It’s said you can get a lot just by asking. Social engineers know this and have used it to the extreme. While firms have spent huge amounts of their budgets on security hardware and software solutions, they often forget about dealing with social engineering. A successful social engineering attack can render all that security hardware and software worthless.
In his first book, Social Engineering: The Art of Human Hacking, author Christopher Hadnagy wrote the definitive reference on social engineering. In it, he detailed the entire lifecycle of social engineering and pretty much everything you needed to know on the topic. In this follow-up, Unmasking the Social Engineer: The Human Element of Security, he takes social engineering up a few levels. While the first book was more of a practical introduction to the topic, this is an advanced title for the serious practitioner. There is a lot of interesting information and research provided in the book. But the challenge here is not just reading it; rather it is in mastering its practical use.
Unmasking the Social Engineer is meant to show the reader how to read a person’s body language and facial expressions. Understanding these makes not only social engineering easier but defending against social engineering attacks as well. If you can understand how an attacker uses non-verbal behavior, then you can better defend yourself and your organization against them.

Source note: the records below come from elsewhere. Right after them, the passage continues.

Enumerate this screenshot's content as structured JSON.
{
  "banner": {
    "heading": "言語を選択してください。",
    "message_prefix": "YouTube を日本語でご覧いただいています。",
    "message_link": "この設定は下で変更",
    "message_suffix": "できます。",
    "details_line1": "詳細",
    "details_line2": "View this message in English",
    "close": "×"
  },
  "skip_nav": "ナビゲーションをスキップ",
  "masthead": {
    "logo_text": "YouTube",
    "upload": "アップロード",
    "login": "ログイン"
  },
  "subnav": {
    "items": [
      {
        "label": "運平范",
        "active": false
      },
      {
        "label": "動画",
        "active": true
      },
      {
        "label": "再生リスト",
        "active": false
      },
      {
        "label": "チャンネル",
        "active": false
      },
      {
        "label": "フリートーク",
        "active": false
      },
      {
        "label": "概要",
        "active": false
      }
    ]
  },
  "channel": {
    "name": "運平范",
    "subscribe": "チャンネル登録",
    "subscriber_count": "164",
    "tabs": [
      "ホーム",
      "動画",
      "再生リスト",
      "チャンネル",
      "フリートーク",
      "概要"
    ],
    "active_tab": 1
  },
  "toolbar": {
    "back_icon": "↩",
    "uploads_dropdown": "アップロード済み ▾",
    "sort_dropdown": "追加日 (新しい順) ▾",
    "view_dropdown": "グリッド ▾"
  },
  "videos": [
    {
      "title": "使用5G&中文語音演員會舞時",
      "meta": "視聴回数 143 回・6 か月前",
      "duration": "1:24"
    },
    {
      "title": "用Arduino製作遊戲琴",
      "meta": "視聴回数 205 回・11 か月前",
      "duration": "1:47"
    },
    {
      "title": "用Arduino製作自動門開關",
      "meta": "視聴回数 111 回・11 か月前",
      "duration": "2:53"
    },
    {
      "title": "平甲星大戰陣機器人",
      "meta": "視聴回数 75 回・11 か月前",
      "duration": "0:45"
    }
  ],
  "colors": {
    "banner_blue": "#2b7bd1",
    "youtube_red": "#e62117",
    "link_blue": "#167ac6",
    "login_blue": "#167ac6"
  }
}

While the first book was about a standard approach to social engineering, this new title can be seen as advanced social engineering. The premise of the book is that, in order to fully and effectively deal with and defend against social engineering threats, it is important to have an understanding of how non-verbal communication is used. The book notes that much of our everyday communication is nonverbal. And as its name implies, nonverbal communication is the process of communicating and understanding messaging via such mechanisms as touch, posture, body language, eye movement, eye contact and more. Since social engineers and scammers use these techniques, it is important to understand them in order to defend against them.
The book’s forward is written by Dr. Paul Ekman. Ekman is a renowned psychologist whose career is deeply enmeshed in nonverbal communication. Hadnagy’s approach is based significantly on methods Ekman developed, much of it starting over 35 years ago. As to Dr. Ekman, he was ranked in the 100 most cited psychologists of the 20th century.
Of the book’s four parts, half is contained in Part 2: Decoding the Language of the Body. The four chapters in the section particularize the various aspects of how movements around different body parts can be interpreted.
While an interesting read, the techniques detailed in the book are quite complex. Whereas it is often difficult to understand what people say, understanding their nonverbal communications is not a trivial endeavor. Readers should, therefore, not read this 200 page book and expect to come out experts in nonverbal communication.
For serious readers who wants to understand everything they can about the topic of social engineering, Unmasking the Social Engineer should be one of the references in their cybersecurity reading arsenal.
Far too many firms forget about the human element when it comes to information security. Ensuring that social engineering is part of the overall information security program is no longer an option. And in Unmasking the Social Engineer: The Human Element of Security, Hadnagy makes that eminently clear.